Walk into any elementary school cafeteria during lunchtime, and among the gap-toothed grins and paper sacks, you’re bound to see plenty of cartons.
Those little boxes of juice and milk add up, making carton recycling a smart addition to any school’s recycling program — and a great way to keep the nearly 5 billion cartons that schools currently throw away out of landfills. The Carton Council estimates that for each 100 enrolled students eating lunch at school in a given day, there will be 55 total cartons available to be recycled.
Administrators, teachers and concerned parents can all work together to implement a program that kids and the greater school community will be excited about. Here’s where to start:
1. Determine local carton recycling availability
More than 50 percent of the households in the U.S. that have access to recycling can now recycle cartons in their community’s recycling program. If a community can recycle cartons, carton recycling for schools is feasible. To find out if carton recycling is available in your area, go to www.recyclecartons.com and click on your state or enter your zip code. If carton recycling is available in your community, you are ready for step No. 2.
2. Contact your hauler
If your school already offers a recycling program, you’ll want to contact the company that picks up your material to see if cartons are accepted. Even if they aren’t listed on recycling flyers printed by the company, it’s worth asking because carton recycling is a relatively new commodity, and advancements in technology have increased the likelihood they are accepted. It could be that they just aren’t listed yet.
If your school has a separate recycling program for paper, such as Paper Retriever or GreenFiber, cartons will not be accepted because they contain plastic components. You’ll want to contact the hauler that recycles your containers to verify collection.
When talking to your hauler, ask if they will accept cartons in your recyclables and determine how they want to receive them. Do they want them separated or mixed with other recyclables? If your recycling program collects materials as “single-stream,” you may place your cartons in your bin with all the other recyclables. If your recycling program collects materials as “dual-stream” (paper items together and plastic, metal and glass together), place cartons with your plastic, metal and glass containers. Find out if they have any other requests.
If your hauler does not want to accept cartons, tell them that a local recycler accepts cartons and that you want to begin recycling them. Since haulers are paid for recyclables, they may be interested. Even if they’re not today, they might be down the road — your request could lead to a policy change in the future.

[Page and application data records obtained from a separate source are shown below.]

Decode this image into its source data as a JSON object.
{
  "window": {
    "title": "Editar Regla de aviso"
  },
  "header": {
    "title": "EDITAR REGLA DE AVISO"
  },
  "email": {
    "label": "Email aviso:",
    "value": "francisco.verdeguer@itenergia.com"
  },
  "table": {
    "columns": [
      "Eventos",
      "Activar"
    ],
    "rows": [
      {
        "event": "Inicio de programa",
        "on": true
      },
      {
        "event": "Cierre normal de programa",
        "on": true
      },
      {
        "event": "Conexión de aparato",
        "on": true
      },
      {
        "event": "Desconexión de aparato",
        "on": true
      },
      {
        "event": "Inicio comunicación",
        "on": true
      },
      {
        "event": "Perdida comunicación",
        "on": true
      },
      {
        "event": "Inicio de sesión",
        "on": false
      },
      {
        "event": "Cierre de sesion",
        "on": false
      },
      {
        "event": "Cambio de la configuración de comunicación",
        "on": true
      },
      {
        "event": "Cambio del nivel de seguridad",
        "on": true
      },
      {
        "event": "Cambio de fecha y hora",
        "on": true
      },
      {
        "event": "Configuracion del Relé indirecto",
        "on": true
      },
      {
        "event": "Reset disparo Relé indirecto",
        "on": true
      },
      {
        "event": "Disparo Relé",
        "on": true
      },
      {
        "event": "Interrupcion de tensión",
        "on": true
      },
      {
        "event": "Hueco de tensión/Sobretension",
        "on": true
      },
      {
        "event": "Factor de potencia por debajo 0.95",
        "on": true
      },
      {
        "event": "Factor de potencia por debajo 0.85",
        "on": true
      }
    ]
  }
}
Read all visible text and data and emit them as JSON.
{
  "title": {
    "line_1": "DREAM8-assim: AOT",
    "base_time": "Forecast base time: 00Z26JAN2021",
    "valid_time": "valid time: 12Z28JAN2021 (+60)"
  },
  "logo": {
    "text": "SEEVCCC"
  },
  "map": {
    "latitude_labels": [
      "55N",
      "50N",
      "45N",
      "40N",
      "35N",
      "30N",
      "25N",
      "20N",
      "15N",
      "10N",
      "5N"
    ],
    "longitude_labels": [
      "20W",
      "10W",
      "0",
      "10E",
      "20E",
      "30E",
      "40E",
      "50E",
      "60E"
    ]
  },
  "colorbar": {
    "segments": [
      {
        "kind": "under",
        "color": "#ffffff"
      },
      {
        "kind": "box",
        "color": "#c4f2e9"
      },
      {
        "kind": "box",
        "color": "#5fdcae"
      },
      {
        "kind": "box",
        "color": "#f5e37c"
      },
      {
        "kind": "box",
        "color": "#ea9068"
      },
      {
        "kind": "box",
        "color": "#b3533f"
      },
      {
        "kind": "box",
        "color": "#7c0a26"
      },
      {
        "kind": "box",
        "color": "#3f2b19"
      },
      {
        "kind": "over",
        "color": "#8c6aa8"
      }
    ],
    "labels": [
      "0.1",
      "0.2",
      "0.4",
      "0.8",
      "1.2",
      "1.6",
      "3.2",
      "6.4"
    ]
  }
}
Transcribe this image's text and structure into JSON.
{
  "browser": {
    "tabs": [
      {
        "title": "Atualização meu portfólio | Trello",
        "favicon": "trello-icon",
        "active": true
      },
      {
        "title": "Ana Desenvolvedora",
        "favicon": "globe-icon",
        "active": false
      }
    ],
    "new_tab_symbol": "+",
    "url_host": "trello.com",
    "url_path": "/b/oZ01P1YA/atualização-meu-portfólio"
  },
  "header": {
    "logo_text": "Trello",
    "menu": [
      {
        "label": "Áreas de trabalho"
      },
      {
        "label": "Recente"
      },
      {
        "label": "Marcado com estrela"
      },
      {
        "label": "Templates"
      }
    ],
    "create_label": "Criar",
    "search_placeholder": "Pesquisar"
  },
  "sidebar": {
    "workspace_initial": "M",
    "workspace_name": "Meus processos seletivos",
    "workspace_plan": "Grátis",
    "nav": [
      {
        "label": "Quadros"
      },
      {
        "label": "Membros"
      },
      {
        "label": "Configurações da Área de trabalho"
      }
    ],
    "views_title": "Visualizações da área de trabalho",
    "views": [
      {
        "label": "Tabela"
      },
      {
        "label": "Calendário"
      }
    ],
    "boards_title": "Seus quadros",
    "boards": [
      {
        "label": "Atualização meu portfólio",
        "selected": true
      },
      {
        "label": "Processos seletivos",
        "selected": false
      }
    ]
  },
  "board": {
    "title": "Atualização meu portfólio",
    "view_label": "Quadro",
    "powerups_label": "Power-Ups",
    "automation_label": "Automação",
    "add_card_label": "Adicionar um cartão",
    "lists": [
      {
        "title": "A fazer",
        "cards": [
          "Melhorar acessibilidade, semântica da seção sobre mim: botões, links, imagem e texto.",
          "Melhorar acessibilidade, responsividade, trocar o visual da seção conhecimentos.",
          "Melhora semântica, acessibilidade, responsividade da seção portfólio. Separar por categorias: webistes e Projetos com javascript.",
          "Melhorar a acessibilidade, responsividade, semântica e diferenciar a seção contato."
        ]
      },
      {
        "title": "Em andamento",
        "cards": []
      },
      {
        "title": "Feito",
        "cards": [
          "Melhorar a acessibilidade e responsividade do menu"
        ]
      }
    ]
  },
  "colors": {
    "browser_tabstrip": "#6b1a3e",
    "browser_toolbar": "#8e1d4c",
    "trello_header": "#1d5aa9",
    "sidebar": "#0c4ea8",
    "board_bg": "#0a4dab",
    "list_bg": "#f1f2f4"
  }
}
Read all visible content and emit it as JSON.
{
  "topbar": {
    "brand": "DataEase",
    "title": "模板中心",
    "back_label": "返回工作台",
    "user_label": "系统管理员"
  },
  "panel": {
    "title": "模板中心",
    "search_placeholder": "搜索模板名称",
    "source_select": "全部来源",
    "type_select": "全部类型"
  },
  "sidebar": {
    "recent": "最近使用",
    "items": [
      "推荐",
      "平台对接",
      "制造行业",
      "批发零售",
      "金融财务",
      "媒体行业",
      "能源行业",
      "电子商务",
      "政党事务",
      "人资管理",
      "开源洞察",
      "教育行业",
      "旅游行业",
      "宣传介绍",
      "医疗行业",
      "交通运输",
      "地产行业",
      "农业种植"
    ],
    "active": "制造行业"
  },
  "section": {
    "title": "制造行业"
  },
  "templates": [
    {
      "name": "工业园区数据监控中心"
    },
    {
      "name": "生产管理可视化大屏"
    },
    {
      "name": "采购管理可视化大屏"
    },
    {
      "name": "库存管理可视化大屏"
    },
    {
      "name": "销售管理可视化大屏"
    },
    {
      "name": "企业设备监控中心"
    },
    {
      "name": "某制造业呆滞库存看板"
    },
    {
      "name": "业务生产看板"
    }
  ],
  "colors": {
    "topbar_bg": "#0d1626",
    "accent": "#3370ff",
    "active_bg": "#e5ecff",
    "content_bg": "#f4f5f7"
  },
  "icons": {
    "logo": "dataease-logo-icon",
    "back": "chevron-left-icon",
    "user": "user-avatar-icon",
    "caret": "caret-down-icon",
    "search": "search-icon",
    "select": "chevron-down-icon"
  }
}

3. Educate your stakeholders
A recycling program is only as effective as its participants, and there are numerous stakeholders for school recycling programs. Students may be tiny, but they’re mighty important, and you also have teachers and administrators to consider. Don’t forget about the custodial staff that typically handles your waste and recycling. All of these people need to understand that your school now recycles cartons.
There are plenty of options to communicate your recycling message, such as websites/blogs, newsletters, social media accounts and PTA meetings. But don’t underestimate the power of signage. Get creative with it! Every recycling bin at your school should include a picture of what is accepted, and you’ll definitely want a picture of milk and juice cartons on that flyer to increase participation. Making it as easy as possible to understand what’s accepted and what’s not — particularly among the kids — will help success rates.
For students, recycling drives are an effective way of boosting participation. You can dedicate one month per school year as “Carton Recycling Month,” and award the classroom that brings in the most cartons with a prize. Once students get in the habit of recycling, it won’t be as important to dangle an incentive.
For custodial staff for whom English is a second language, it doesn’t hurt to provide bilingual recycling messaging to prevent confusion. Hopefully your school is using blue bins for recycling (the unofficial color for recycling containers) to increase recognition, but labeling in multiple languages — like English and Spanish — helps ensure that your waste goes in the right place.
4. Place bins strategically
They say location is everything in real estate — that also applies to recycling and knowing where to place your bins. The school cafeteria is the ideal place for a carton recycling bin because it’s where all those milk and juice cartons are being doled out and where all the milk and juice is being consumed. There are two containers required in cafeterias for successful carton recycling: one container for students to empty leftover milk and juice liquids (typically a bucket), and a second container to collect the empty milk and juice cartons.
5. Monitor your progress
With all your school’s existing recycling programs, it’s a good idea to monitor the amount of material diverted, as this makes a great story for your administrative board and helps you renegotiate waste hauling fees. If you’re just now starting a carton recycling program, it’s easy to track your recycling participation from day one. Monitor the volume of cartons collected and use the results to set goals for future collection.
You’ll likely have more questions along the way, and the Carton Council has great resources to get you started with a program. These include classroom a start-up guide, activity guides, posters, impact calculator and flyer.
Does your school recycle cartons? What strategies have worked best to make the program successful?
Editor’s note: Earth911 partners with many industries, manufacturers and organizations to support its Recycling Directory, the largest in the nation, which is provided to consumers at no cost. Carton Council is one of these partners.